*DIRECTIONS:*
Each line that contains the word "content" is to be copied from the records below.

*MATERIAL FOR THIS EXERCISE:*
- Opening Delimiter -
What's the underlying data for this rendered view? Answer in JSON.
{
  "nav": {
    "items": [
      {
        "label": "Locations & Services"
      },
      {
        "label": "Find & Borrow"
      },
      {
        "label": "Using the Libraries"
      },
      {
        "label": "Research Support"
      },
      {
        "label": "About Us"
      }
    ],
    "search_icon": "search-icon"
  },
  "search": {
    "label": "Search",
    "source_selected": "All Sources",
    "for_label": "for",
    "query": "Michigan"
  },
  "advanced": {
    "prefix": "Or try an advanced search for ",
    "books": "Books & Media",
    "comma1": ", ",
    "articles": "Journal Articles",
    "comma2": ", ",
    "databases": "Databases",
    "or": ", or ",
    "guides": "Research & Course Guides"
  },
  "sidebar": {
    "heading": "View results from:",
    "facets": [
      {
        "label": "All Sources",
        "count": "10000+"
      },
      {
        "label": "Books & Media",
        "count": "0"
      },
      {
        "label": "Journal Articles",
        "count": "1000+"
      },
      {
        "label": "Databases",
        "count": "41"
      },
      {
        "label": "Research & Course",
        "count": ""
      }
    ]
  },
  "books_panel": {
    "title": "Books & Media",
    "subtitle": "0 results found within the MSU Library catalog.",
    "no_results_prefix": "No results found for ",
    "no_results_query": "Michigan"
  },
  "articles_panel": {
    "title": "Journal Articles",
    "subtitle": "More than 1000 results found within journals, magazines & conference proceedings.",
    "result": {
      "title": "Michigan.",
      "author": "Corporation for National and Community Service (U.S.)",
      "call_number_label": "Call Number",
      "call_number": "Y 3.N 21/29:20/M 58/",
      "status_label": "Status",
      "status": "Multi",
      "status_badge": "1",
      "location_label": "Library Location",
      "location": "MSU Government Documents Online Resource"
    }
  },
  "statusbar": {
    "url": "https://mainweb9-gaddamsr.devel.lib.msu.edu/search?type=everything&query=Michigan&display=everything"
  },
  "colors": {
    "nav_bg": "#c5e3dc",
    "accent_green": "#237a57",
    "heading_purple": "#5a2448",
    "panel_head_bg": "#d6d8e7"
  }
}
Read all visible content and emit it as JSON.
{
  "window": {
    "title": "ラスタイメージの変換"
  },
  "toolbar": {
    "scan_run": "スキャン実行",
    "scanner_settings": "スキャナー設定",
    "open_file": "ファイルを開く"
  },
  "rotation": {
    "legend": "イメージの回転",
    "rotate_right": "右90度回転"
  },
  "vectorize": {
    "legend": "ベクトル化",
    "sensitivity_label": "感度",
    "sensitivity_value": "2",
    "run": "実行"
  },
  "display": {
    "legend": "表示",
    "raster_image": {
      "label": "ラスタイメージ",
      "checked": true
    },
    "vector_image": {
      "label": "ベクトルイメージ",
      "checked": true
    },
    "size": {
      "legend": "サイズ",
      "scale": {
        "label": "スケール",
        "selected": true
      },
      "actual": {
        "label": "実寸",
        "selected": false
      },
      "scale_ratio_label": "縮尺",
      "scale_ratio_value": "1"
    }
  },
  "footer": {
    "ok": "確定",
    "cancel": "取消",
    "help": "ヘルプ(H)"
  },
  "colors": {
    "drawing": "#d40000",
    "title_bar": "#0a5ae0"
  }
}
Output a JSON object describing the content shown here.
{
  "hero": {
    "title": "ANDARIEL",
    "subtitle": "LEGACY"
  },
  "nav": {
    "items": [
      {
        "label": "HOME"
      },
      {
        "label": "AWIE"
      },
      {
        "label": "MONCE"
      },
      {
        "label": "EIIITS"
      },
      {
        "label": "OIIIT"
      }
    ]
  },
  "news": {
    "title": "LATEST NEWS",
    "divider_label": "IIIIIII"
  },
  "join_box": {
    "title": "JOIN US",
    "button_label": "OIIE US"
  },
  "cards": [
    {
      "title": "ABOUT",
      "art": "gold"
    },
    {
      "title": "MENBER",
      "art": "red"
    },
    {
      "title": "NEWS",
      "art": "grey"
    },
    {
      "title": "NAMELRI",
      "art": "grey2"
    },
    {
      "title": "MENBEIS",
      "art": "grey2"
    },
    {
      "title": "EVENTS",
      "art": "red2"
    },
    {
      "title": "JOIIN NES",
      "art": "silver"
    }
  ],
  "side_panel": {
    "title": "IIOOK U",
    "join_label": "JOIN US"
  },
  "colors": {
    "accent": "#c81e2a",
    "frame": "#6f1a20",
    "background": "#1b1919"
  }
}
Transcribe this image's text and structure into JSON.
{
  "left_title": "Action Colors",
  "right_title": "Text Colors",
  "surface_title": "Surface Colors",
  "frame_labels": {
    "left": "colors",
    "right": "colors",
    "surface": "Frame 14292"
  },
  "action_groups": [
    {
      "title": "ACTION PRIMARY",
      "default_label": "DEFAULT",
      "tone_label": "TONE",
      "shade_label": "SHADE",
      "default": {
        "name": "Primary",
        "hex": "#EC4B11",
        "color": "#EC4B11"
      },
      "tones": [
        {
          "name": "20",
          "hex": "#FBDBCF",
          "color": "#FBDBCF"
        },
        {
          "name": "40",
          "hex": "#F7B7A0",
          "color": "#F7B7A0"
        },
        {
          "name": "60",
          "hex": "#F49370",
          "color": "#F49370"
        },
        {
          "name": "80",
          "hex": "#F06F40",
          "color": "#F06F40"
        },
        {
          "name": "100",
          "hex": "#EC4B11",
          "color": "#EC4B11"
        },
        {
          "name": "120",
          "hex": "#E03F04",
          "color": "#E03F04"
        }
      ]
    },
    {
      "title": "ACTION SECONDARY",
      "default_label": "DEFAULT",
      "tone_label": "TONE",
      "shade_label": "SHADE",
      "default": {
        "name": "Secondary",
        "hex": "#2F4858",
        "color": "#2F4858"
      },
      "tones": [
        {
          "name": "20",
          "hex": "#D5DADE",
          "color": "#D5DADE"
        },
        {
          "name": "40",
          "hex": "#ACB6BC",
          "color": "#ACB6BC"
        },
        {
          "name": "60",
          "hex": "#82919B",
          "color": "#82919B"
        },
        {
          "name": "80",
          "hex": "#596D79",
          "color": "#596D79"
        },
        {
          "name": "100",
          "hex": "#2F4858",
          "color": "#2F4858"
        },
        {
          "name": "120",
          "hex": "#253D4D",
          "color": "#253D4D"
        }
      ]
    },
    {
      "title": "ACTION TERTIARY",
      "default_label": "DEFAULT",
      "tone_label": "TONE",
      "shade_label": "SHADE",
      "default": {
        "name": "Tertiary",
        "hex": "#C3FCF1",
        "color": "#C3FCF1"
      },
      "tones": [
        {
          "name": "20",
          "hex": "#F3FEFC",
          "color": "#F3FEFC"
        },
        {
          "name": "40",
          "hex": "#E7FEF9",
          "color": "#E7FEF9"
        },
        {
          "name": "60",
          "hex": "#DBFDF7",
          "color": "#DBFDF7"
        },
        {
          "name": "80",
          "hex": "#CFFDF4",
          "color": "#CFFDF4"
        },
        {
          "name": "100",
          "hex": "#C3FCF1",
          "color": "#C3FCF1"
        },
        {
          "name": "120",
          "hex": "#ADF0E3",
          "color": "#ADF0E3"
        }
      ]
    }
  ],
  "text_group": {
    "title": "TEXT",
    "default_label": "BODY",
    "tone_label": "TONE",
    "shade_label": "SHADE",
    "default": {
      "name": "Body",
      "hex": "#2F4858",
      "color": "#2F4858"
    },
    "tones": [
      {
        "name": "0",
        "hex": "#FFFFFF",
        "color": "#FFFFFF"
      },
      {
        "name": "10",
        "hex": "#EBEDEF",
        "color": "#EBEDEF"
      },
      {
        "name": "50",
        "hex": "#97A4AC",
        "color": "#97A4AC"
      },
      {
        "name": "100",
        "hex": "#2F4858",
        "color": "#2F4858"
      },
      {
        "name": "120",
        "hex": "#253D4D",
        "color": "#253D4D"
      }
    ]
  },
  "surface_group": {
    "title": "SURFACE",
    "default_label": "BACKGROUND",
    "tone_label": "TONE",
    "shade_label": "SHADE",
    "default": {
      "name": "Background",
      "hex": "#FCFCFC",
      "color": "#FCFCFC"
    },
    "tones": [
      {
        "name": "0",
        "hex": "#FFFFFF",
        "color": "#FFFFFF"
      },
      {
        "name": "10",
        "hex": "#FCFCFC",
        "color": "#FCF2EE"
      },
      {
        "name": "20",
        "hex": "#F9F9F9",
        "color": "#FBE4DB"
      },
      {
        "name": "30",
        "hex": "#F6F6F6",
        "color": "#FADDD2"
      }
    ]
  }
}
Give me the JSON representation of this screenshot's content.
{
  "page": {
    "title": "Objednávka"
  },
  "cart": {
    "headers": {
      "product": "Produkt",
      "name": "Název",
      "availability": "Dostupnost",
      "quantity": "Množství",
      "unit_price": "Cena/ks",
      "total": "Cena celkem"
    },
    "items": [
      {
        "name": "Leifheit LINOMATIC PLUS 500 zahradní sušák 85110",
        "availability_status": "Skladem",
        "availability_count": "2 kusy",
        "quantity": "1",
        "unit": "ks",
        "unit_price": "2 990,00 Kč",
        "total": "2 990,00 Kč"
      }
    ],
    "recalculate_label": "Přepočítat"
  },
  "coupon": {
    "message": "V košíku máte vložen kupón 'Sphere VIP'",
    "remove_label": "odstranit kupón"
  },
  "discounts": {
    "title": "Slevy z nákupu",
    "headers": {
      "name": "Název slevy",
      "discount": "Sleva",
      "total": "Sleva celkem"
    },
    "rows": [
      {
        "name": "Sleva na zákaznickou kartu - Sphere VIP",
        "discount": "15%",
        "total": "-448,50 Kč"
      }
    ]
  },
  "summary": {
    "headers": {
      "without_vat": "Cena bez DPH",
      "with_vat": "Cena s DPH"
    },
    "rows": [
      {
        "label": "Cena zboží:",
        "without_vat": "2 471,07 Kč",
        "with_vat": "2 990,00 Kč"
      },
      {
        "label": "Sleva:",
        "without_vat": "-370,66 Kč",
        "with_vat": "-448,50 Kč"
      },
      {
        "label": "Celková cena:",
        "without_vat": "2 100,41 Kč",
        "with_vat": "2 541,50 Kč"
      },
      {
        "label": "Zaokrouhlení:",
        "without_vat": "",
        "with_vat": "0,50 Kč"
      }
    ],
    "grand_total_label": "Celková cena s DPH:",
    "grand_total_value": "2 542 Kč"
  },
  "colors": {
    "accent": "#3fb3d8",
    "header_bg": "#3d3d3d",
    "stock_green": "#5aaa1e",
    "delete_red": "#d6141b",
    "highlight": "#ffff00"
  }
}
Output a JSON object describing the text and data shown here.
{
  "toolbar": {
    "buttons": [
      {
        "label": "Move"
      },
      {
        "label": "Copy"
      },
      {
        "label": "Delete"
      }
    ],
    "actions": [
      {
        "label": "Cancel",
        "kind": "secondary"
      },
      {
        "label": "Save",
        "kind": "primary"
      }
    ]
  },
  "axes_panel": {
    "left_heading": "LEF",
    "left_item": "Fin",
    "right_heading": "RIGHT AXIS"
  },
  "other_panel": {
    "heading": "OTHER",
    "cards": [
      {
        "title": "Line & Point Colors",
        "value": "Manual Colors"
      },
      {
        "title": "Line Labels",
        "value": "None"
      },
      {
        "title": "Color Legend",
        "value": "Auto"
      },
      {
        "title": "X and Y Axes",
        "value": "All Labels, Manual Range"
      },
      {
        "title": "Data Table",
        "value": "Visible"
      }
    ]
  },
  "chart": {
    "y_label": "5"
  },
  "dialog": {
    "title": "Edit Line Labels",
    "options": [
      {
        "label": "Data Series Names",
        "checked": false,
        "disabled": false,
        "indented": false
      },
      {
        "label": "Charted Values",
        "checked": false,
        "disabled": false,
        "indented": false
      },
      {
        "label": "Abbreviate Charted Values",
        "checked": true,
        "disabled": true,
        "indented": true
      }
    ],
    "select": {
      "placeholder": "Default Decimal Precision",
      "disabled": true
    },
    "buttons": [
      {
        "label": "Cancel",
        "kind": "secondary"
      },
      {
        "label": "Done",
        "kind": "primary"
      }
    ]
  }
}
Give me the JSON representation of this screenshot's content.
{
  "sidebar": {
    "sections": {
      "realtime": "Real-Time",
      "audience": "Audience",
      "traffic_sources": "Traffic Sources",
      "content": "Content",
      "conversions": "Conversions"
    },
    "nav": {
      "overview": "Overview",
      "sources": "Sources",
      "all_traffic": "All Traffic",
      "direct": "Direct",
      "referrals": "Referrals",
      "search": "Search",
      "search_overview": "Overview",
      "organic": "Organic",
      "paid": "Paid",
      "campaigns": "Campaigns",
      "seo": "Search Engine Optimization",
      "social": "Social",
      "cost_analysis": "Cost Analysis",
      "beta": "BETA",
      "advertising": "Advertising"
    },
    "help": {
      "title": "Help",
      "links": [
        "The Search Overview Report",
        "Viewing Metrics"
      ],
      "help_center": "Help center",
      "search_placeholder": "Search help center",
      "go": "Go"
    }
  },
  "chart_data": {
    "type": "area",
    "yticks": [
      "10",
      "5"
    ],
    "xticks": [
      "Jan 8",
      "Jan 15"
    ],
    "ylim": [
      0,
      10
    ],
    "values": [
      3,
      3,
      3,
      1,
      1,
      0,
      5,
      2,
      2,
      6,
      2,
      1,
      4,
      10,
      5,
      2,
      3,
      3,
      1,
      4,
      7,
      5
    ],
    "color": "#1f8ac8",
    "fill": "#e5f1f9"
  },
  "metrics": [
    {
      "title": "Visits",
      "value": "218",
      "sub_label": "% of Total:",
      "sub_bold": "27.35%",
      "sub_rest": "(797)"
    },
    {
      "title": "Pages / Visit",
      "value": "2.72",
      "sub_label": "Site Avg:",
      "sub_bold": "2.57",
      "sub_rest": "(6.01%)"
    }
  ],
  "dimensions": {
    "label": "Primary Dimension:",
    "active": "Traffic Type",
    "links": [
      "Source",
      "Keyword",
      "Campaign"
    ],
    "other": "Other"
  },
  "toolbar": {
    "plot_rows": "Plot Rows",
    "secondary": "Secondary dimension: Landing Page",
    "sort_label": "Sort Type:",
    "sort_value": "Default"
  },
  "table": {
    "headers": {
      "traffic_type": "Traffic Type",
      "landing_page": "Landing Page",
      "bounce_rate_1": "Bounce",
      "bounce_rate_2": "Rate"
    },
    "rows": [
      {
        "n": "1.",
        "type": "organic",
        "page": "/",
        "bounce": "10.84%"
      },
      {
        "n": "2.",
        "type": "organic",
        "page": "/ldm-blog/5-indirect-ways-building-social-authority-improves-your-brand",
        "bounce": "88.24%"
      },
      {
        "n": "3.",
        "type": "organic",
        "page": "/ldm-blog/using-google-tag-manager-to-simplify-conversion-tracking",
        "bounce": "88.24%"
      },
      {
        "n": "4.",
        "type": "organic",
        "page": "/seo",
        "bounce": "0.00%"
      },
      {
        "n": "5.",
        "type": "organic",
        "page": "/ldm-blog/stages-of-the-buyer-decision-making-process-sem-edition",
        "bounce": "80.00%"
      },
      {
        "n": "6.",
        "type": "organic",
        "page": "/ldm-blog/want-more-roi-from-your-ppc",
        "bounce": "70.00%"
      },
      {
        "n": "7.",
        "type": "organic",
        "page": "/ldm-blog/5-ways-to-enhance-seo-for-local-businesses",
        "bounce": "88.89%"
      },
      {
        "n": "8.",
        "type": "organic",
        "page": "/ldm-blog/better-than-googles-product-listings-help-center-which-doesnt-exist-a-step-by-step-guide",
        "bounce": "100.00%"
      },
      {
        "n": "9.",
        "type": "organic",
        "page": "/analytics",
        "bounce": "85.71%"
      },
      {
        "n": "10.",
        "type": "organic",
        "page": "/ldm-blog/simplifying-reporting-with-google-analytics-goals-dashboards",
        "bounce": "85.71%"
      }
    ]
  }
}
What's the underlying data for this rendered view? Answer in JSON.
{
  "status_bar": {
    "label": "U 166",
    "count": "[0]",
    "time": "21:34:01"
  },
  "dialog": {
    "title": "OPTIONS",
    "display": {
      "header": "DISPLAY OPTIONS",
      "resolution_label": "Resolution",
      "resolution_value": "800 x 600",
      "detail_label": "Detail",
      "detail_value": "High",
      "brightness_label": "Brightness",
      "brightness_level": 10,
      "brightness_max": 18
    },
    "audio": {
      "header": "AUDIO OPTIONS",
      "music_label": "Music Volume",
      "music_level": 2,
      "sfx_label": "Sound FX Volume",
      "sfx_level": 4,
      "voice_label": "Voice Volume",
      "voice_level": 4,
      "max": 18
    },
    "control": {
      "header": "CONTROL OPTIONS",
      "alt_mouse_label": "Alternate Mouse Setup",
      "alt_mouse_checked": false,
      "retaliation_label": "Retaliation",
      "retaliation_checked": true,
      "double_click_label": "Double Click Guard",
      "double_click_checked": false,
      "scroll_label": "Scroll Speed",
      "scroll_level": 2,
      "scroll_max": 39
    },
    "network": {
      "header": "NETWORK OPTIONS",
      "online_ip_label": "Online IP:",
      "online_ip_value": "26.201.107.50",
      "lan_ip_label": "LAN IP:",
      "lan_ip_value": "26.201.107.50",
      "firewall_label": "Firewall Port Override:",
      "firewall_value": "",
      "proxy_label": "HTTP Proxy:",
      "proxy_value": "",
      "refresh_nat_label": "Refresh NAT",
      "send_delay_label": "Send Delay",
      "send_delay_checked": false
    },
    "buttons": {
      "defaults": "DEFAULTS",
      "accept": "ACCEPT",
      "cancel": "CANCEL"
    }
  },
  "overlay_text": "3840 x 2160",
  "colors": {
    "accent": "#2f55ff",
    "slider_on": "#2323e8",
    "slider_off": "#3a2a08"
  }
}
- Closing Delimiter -
*YOUR RESPONSE:*
Read all visible content and emit it as JSON.
Output a JSON object describing the content shown here.
Give me the JSON representation of this screenshot's content.
Give me the JSON representation of this screenshot's content.
      "content": "Content",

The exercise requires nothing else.